God gives us the power to intelligently go against our own distorted desires. The Bible does not promise people that God will perform psychological surgery so that they’ll never have the desire for evil. Unfortunately, many people don’t understand this. One smoker told me “I haven’t given up cigarettes because the Lord hasn’t taken away the desire. If I were to give them up and I still had the desire, I’d be a hypocrite and a legalist.” This is rather strange reasoning.
Myth #10: God is Very Restrictive
God is all about freedom—in fact, freedom of choice is one of the foundational principles of His government. If God didn’t value liberty, He would never have allowed man to choose to sin in the first place. In addition to giving us the freedom to choose, God also wants us to be free of addictions. No doubt this is why none of the good things God originally packaged for us are addictive by nature.
I have seen a lot of addictions in my work, but in my entire medical career, I have yet to see one person addicted to mangoes or broccoli! If I were to tell a patient that they should never eat cheese or chocolate again, or should give up ice cream, coffee, or beer, they are likely to break right into a sweat.

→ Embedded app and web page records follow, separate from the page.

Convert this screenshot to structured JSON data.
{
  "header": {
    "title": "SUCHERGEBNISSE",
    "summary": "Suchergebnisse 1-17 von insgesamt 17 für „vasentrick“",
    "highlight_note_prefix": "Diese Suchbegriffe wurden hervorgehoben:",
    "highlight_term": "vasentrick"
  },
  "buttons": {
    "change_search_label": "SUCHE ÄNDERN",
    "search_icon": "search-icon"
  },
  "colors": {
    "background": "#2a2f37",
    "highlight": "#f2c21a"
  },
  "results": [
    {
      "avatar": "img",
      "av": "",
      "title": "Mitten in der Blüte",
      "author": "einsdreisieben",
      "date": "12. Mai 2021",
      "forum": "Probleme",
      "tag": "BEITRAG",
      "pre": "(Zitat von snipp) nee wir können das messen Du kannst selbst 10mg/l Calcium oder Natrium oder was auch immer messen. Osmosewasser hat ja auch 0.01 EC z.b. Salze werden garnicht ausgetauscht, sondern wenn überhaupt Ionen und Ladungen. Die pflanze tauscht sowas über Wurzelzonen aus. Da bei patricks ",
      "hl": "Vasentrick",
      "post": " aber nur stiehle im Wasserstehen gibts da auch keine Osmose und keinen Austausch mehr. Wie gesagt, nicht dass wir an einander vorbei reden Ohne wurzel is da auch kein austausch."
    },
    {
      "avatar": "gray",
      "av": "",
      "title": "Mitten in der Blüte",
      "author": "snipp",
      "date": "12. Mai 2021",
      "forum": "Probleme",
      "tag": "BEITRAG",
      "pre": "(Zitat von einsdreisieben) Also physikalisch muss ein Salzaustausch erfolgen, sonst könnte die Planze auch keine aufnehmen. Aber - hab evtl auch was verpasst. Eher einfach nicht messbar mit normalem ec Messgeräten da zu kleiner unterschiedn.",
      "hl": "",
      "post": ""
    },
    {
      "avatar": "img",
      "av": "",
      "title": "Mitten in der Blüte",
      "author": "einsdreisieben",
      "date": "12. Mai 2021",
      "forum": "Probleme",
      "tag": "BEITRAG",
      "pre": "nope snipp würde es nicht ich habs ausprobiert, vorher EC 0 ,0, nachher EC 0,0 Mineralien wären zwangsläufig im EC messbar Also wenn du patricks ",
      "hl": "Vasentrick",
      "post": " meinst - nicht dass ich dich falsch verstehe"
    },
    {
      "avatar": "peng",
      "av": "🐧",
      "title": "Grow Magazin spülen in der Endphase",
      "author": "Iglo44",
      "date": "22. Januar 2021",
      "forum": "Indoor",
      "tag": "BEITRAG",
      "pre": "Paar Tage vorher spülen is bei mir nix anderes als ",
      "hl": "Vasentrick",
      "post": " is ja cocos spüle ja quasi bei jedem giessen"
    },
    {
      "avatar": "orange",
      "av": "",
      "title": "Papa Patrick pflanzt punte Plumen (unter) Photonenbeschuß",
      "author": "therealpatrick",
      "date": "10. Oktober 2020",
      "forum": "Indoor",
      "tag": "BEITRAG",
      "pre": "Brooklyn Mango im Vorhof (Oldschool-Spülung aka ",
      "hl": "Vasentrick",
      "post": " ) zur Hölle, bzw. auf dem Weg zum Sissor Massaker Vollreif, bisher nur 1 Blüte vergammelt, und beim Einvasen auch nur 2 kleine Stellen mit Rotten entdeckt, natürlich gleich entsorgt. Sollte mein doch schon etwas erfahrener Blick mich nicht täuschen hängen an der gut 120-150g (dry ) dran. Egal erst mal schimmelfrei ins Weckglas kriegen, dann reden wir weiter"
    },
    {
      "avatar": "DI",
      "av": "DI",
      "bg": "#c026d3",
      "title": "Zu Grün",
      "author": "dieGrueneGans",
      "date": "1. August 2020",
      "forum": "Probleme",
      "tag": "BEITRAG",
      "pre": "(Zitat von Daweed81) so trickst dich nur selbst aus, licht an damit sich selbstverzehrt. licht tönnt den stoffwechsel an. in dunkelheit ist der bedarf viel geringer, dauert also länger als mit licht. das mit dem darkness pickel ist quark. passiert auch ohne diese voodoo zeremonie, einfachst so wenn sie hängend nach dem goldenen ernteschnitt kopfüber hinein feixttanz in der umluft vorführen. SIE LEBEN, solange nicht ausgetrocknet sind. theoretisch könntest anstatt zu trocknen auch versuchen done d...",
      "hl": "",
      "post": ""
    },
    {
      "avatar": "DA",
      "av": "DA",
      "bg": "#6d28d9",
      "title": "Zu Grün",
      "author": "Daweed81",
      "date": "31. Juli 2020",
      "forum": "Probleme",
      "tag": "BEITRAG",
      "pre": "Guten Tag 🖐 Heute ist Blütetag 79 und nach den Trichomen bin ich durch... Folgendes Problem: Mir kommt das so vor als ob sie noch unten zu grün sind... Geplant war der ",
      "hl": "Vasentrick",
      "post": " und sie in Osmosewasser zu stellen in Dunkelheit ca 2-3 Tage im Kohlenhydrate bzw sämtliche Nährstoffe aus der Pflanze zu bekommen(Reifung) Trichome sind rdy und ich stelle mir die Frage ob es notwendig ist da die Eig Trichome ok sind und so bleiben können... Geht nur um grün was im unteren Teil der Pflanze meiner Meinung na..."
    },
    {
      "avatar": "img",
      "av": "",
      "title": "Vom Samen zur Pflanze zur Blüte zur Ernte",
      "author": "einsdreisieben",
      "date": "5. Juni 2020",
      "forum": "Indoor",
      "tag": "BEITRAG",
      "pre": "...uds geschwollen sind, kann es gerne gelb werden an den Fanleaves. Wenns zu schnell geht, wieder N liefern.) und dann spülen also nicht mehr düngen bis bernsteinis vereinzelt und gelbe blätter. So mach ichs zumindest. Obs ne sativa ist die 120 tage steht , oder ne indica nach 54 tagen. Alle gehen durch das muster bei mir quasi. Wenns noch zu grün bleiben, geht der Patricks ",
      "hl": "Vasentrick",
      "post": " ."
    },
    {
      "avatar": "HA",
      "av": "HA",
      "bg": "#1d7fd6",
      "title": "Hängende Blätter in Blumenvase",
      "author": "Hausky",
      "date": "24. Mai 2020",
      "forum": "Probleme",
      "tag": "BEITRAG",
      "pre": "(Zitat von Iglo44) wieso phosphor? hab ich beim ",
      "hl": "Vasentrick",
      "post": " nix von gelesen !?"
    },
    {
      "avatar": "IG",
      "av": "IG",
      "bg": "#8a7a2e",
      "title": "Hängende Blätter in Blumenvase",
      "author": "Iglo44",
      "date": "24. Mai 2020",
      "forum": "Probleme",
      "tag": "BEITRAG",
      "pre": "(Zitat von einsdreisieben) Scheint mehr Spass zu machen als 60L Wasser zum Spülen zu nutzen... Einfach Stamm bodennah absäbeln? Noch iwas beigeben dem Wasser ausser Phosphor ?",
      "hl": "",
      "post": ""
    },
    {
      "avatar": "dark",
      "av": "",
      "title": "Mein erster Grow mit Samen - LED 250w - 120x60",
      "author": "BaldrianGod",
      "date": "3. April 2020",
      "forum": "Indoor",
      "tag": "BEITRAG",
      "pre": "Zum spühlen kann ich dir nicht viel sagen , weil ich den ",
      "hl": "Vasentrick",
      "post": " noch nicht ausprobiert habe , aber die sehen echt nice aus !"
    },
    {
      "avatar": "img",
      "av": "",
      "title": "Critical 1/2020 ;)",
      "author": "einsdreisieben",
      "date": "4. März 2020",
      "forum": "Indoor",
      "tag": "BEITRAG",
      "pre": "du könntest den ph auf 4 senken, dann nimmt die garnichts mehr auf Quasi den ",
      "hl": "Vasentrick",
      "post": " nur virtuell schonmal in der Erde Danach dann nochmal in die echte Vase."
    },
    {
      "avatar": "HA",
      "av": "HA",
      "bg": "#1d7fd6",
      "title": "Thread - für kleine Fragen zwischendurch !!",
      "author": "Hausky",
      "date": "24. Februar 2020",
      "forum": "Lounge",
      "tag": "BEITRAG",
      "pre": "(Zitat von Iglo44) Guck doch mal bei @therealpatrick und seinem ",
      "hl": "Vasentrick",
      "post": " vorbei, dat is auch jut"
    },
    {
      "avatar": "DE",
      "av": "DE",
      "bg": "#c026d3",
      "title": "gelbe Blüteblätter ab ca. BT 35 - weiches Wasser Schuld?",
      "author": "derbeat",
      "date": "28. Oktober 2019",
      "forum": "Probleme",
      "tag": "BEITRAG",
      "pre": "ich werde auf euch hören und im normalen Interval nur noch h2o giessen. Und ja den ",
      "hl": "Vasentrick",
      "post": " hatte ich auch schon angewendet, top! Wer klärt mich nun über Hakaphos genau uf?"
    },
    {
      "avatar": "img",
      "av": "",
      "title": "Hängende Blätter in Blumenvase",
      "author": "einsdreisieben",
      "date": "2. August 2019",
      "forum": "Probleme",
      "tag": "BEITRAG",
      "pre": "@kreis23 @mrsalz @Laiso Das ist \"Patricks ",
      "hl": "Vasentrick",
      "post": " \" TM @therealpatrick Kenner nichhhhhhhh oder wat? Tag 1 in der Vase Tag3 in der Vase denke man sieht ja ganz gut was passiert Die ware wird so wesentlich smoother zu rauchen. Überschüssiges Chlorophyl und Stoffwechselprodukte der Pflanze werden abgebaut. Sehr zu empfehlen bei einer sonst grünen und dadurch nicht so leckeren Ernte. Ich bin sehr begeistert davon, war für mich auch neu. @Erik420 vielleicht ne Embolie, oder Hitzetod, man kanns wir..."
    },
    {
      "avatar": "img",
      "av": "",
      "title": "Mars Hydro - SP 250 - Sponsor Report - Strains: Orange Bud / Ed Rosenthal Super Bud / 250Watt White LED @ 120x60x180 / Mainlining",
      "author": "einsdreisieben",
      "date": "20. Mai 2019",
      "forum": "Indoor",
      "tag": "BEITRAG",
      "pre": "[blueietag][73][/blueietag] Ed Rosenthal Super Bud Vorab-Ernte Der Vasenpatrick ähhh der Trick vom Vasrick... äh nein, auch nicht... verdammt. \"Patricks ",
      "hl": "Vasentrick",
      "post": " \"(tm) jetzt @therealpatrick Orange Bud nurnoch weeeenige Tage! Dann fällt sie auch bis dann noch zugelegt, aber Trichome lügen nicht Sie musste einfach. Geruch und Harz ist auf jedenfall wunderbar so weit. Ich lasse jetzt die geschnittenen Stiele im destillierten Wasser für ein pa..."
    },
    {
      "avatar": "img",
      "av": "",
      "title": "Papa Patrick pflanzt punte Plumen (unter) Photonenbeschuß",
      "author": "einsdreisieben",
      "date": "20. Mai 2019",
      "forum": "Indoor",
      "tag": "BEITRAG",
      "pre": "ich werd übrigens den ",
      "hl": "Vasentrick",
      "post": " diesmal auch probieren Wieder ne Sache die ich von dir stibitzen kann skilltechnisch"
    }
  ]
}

“How am I supposed to do that?” they ask incredulously. But when a person is allergic to broccoli and I have to inform them that they should not eat it anymore, there isn’t much of a reaction. They may be sorry that they will never have broccoli quiche again, but they won’t have to go through withdrawal. The same thing is true for all of God’s natural food creations. If we are a slave to our cravings, we cannot enjoy the freedom and victory we could experience in life.